§ WHAT IS BEING ASKED: Give back every line of the material exactly, as it appears below.
====
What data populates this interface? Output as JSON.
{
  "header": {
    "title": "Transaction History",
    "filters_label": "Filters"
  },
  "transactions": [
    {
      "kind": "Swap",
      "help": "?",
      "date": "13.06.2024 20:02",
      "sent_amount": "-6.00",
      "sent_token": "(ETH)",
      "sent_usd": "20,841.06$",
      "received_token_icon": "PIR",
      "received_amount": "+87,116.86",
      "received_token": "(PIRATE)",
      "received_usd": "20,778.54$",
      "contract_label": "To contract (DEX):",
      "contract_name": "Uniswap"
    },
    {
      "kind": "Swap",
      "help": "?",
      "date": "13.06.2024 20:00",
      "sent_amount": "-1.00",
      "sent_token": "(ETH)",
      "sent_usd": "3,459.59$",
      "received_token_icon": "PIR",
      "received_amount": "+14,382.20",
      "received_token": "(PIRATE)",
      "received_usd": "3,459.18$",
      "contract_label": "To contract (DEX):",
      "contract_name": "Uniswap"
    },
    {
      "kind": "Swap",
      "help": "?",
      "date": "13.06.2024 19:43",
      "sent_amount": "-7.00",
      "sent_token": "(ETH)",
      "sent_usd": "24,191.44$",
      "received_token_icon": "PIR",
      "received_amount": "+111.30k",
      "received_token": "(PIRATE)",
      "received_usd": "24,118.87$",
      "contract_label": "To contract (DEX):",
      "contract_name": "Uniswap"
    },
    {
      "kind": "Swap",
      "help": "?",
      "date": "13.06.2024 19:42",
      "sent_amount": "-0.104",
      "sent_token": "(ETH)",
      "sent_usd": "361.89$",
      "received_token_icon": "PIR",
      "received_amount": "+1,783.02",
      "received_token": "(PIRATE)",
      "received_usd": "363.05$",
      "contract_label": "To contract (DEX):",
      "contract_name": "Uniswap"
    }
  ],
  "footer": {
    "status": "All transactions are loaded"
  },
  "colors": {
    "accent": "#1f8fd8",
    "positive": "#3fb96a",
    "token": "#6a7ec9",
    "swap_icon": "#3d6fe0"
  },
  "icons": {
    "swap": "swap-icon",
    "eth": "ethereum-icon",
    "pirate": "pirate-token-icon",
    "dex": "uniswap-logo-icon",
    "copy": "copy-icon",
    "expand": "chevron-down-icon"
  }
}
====
§ RESULT OF THE EXERCISE:
What data populates this interface? Output as JSON.
{
  "header": {
    "title": "Transaction History",
    "filters_label": "Filters"
  },
  "transactions": [
    {
      "kind": "Swap",
      "help": "?",
      "date": "13.06.2024 20:02",
      "sent_amount": "-6.00",
      "sent_token": "(ETH)",
      "sent_usd": "20,841.06$",
      "received_token_icon": "PIR",
      "received_amount": "+87,116.86",
      "received_token": "(PIRATE)",
      "received_usd": "20,778.54$",
      "contract_label": "To contract (DEX):",
      "contract_name": "Uniswap"
    },
    {
      "kind": "Swap",
      "help": "?",
      "date": "13.06.2024 20:00",
      "sent_amount": "-1.00",
      "sent_token": "(ETH)",
      "sent_usd": "3,459.59$",
      "received_token_icon": "PIR",
      "received_amount": "+14,382.20",
      "received_token": "(PIRATE)",
      "received_usd": "3,459.18$",
      "contract_label": "To contract (DEX):",
      "contract_name": "Uniswap"
    },
    {
      "kind": "Swap",
      "help": "?",
      "date": "13.06.2024 19:43",
      "sent_amount": "-7.00",
      "sent_token": "(ETH)",
      "sent_usd": "24,191.44$",
      "received_token_icon": "PIR",
      "received_amount": "+111.30k",
      "received_token": "(PIRATE)",
      "received_usd": "24,118.87$",
      "contract_label": "To contract (DEX):",
      "contract_name": "Uniswap"
    },
    {
      "kind": "Swap",
      "help": "?",
      "date": "13.06.2024 19:42",
      "sent_amount": "-0.104",
      "sent_token": "(ETH)",
      "sent_usd": "361.89$",
      "received_token_icon": "PIR",
      "received_amount": "+1,783.02",
      "received_token": "(PIRATE)",
      "received_usd": "363.05$",
      "contract_label": "To contract (DEX):",
      "contract_name": "Uniswap"
    }
  ],
  "footer": {
    "status": "All transactions are loaded"
  },
  "colors": {
    "accent": "#1f8fd8",
    "positive": "#3fb96a",
    "token": "#6a7ec9",
    "swap_icon": "#3d6fe0"
  },
  "icons": {
    "swap": "swap-icon",
    "eth": "ethereum-icon",
    "pirate": "pirate-token-icon",
    "dex": "uniswap-logo-icon",
    "copy": "copy-icon",
    "expand": "chevron-down-icon"
  }
}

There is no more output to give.